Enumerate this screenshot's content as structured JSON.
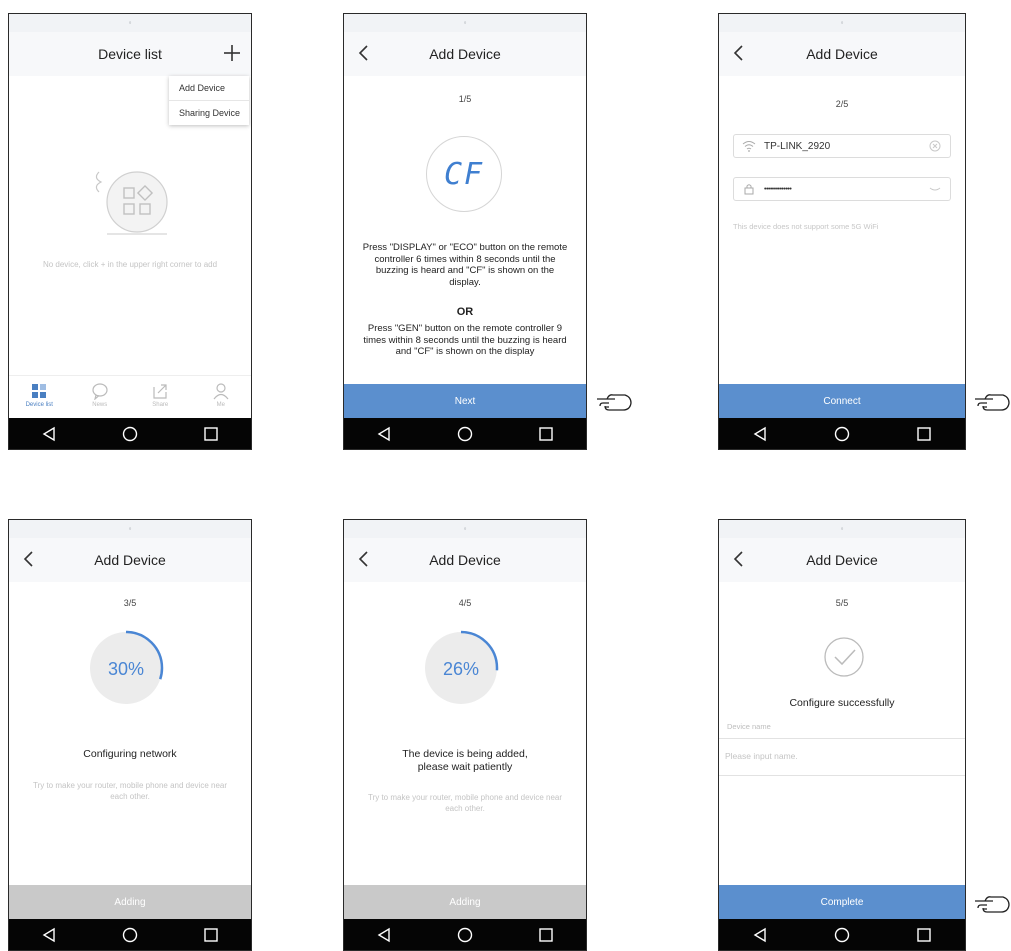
{
  "colors": {
    "accent": "#5b8fce",
    "progress_arc": "#4a86d4",
    "disabled": "#c9c9c9",
    "nav": "#050505"
  },
  "screen1": {
    "title": "Device list",
    "menu": [
      "Add Device",
      "Sharing Device"
    ],
    "empty_text": "No device, click + in the upper right corner to add",
    "tabs": [
      {
        "label": "Device list",
        "icon": "grid-icon",
        "active": true
      },
      {
        "label": "News",
        "icon": "chat-bubble-icon",
        "active": false
      },
      {
        "label": "Share",
        "icon": "share-icon",
        "active": false
      },
      {
        "label": "Me",
        "icon": "person-icon",
        "active": false
      }
    ]
  },
  "screen2": {
    "title": "Add Device",
    "step": "1/5",
    "display_code": "CF",
    "instruction1": "Press \"DISPLAY\" or \"ECO\" button on the remote controller 6 times within 8 seconds until the buzzing is heard and \"CF\" is shown on the display.",
    "or": "OR",
    "instruction2": "Press \"GEN\" button on the remote controller 9 times within 8 seconds until the buzzing is heard and \"CF\" is shown on the display",
    "button": "Next"
  },
  "screen3": {
    "title": "Add Device",
    "step": "2/5",
    "wifi_name": "TP-LINK_2920",
    "password_masked": "••••••••••••••",
    "hint": "This device does not support some 5G WiFi",
    "button": "Connect"
  },
  "screen4": {
    "title": "Add Device",
    "step": "3/5",
    "progress": 30,
    "progress_label": "30%",
    "status": "Configuring network",
    "tip": "Try to make your router, mobile phone and device near each other.",
    "button": "Adding"
  },
  "screen5": {
    "title": "Add Device",
    "step": "4/5",
    "progress": 26,
    "progress_label": "26%",
    "status_line1": "The device is being added,",
    "status_line2": "please wait patiently",
    "tip": "Try to make your router, mobile phone and device near each other.",
    "button": "Adding"
  },
  "screen6": {
    "title": "Add Device",
    "step": "5/5",
    "status": "Configure successfully",
    "device_name_label": "Device name",
    "device_name_placeholder": "Please input name.",
    "button": "Complete"
  }
}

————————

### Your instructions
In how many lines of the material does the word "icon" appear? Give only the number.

### Output of the exercise
4